Eleanor McAllister is both an economist and a town planner and has worked for over 25 years in the west of Scotland using both these disciplines in developing and implementing regeneration projects. She was Director of the Glasgow Building’s Preservation Trust in the 80’s and continued to work on capital delivery projects in local government for the next 15 years, including three years as Deputy Director of the Glasgow 1999 Festival Company. Eleanor was also the Managing Director of Clydebank Re-built, one of six Scottish urban regeneration companies. 

Ade Alao is Head of Investment and Development at Tameside Council and joined the Board in April 2018.  He brings considerable expertise from having held senior roles in local government for over 20 years in regeneration, investment, development, housing, economic growth, and capital project delivery. His previous Non-Executive Director appointments include serving as Chair of Northwards Housing and Vice Chair of Salix Homes - both major housing associations in Greater Manchester.  Ade was project lead for the redevelopment of Ashton Old Baths, the first completed Heritage Enterprise project in England, now a successful innovation centre for emerging businesses in the digital, media and creative sectors.

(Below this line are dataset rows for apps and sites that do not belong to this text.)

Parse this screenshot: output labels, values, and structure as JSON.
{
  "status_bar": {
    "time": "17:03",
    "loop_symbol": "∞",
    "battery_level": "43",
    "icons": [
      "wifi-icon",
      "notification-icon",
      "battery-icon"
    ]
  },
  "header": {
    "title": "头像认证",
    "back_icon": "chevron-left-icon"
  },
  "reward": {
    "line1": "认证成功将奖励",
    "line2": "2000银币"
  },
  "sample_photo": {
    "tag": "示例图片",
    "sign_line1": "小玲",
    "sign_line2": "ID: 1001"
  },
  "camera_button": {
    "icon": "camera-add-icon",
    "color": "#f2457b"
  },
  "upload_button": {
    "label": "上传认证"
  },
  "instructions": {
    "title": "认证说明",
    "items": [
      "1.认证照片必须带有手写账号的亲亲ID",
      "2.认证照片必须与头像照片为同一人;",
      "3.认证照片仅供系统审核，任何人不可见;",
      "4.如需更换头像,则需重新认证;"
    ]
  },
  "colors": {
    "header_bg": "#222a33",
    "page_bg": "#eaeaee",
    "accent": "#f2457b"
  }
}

Karen Latimer had an early career as a library building consultant before working in university libraries specialising in architecture and planning and then moving into library management. In parallel with her professional career she has over 35 years’ experience in the architectural heritage sector in Northern Ireland and is currently on the Board of Hearth Historic Buildings Trust (previously Hearth Housing Association and Revolving Fund which she chaired 2000-2015) and is Publications Editor for the Ulster Architectural Heritage Society. She also served on the Historic Buildings Council for Northern Ireland, The Irish Landmark Trust and the Royal Society of Ulster Architects Practice Services Scheme.